A pallid sturgeon, referred to by Neosho National Fish Hatchery Acting Manager Roderick May as "a iiving dinosaur" swims in a tank inside a secure, alarmed buiding on Wednesday at the hatchery. The endangered fish are believed to be one of the oldest species on earth, remaining relatively unevolved for 60 to 65 million years. The hatchery houses 29 of the few thousand believed to remain in existence. The fish, who have a life expectancy of 70 to 75 years, only spawn every three to five years, and with no guaranteed results.

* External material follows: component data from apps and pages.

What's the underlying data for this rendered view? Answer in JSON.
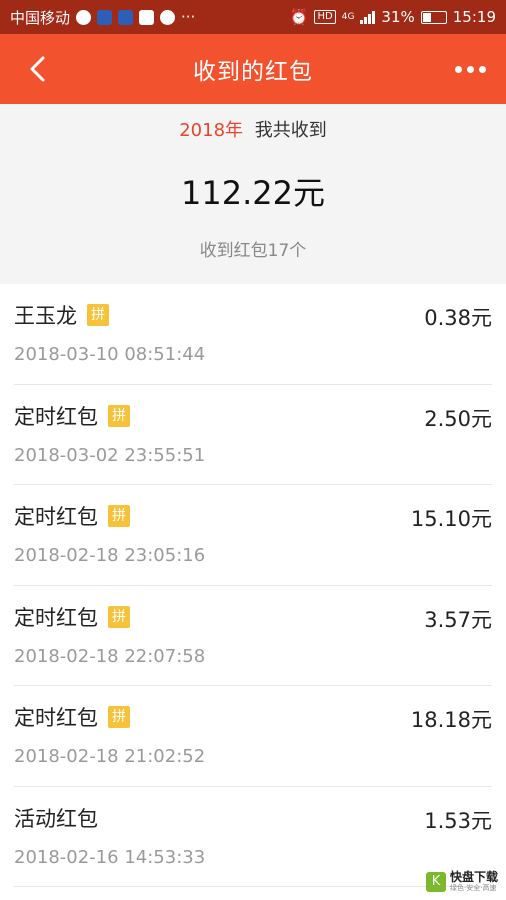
{
  "status_bar": {
    "carrier": "中国移动",
    "network": "4G",
    "battery": "31%",
    "time": "15:19",
    "hd_badge": "HD",
    "ellipsis": "···"
  },
  "header": {
    "title": "收到的红包",
    "back_icon": "chevron-left-icon",
    "more_icon": "more-horizontal-icon"
  },
  "summary": {
    "year": "2018年",
    "year_suffix": "我共收到",
    "total": "112.22元",
    "count_text": "收到红包17个"
  },
  "pin_badge": "拼",
  "records": [
    {
      "name": "王玉龙",
      "pinned": true,
      "amount": "0.38元",
      "time": "2018-03-10 08:51:44"
    },
    {
      "name": "定时红包",
      "pinned": true,
      "amount": "2.50元",
      "time": "2018-03-02 23:55:51"
    },
    {
      "name": "定时红包",
      "pinned": true,
      "amount": "15.10元",
      "time": "2018-02-18 23:05:16"
    },
    {
      "name": "定时红包",
      "pinned": true,
      "amount": "3.57元",
      "time": "2018-02-18 22:07:58"
    },
    {
      "name": "定时红包",
      "pinned": true,
      "amount": "18.18元",
      "time": "2018-02-18 21:02:52"
    },
    {
      "name": "活动红包",
      "pinned": false,
      "amount": "1.53元",
      "time": "2018-02-16 14:53:33"
    }
  ],
  "watermark": {
    "logo_char": "K",
    "name": "快盘下载",
    "tagline": "绿色·安全·高速"
  },
  "colors": {
    "header": "#f2522e",
    "status_bar": "#a12a17",
    "accent_year": "#e8452c",
    "pin_badge": "#f5c23a"
  }
}
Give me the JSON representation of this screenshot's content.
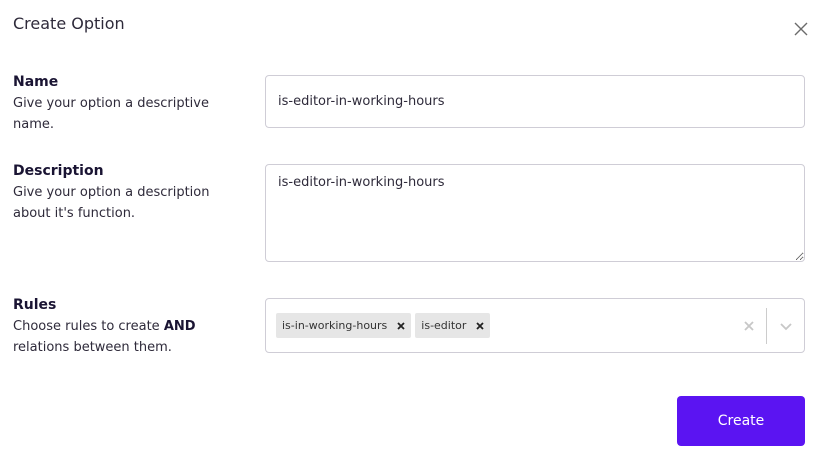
{
  "dialog": {
    "title": "Create Option"
  },
  "name": {
    "label": "Name",
    "help": "Give your option a descriptive name.",
    "value": "is-editor-in-working-hours"
  },
  "description": {
    "label": "Description",
    "help": "Give your option a description about it's function.",
    "value": "is-editor-in-working-hours"
  },
  "rules": {
    "label": "Rules",
    "help_prefix": "Choose rules to create ",
    "help_bold": "AND",
    "help_suffix": " relations between them.",
    "selected": [
      "is-in-working-hours",
      "is-editor"
    ]
  },
  "actions": {
    "create_label": "Create"
  },
  "colors": {
    "accent": "#5b14f2",
    "chip_bg": "#e6e6e6",
    "border": "#cfcdd6"
  },
  "icons": {
    "close": "close-icon",
    "chip_remove": "x-icon",
    "clear": "clear-icon",
    "dropdown": "chevron-down-icon"
  }
}
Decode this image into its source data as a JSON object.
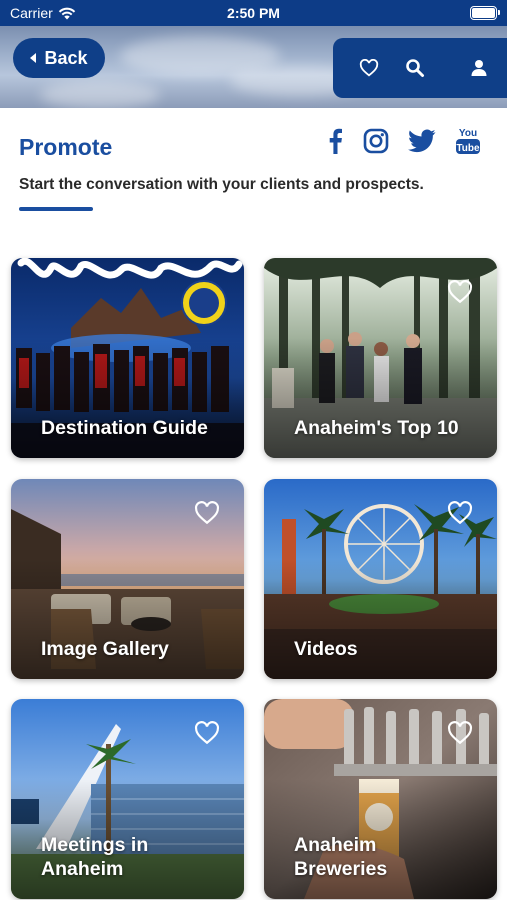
{
  "status_bar": {
    "carrier": "Carrier",
    "time": "2:50 PM"
  },
  "header": {
    "back_label": "Back"
  },
  "section": {
    "title": "Promote",
    "subtitle": "Start the conversation with your clients and prospects."
  },
  "social": [
    "facebook-icon",
    "instagram-icon",
    "twitter-icon",
    "youtube-icon"
  ],
  "cards": [
    {
      "label": "Destination Guide",
      "favorite_visible": false
    },
    {
      "label": "Anaheim's Top 10",
      "favorite_visible": true
    },
    {
      "label": "Image Gallery",
      "favorite_visible": true
    },
    {
      "label": "Videos",
      "favorite_visible": true
    },
    {
      "label": "Meetings in Anaheim",
      "favorite_visible": true
    },
    {
      "label": "Anaheim Breweries",
      "favorite_visible": true
    }
  ],
  "colors": {
    "brand": "#0f3f88",
    "accent": "#1a4ea0"
  }
}
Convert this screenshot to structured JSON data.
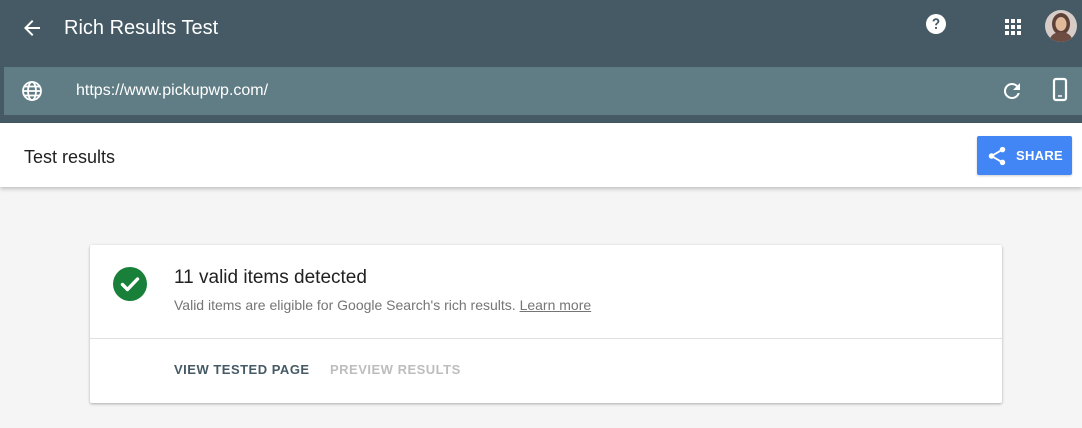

Poachers have contributed to the species demise, with the processed caviar from the fish selling for as much as $300 per ounce.
Globe | Laurie Sisk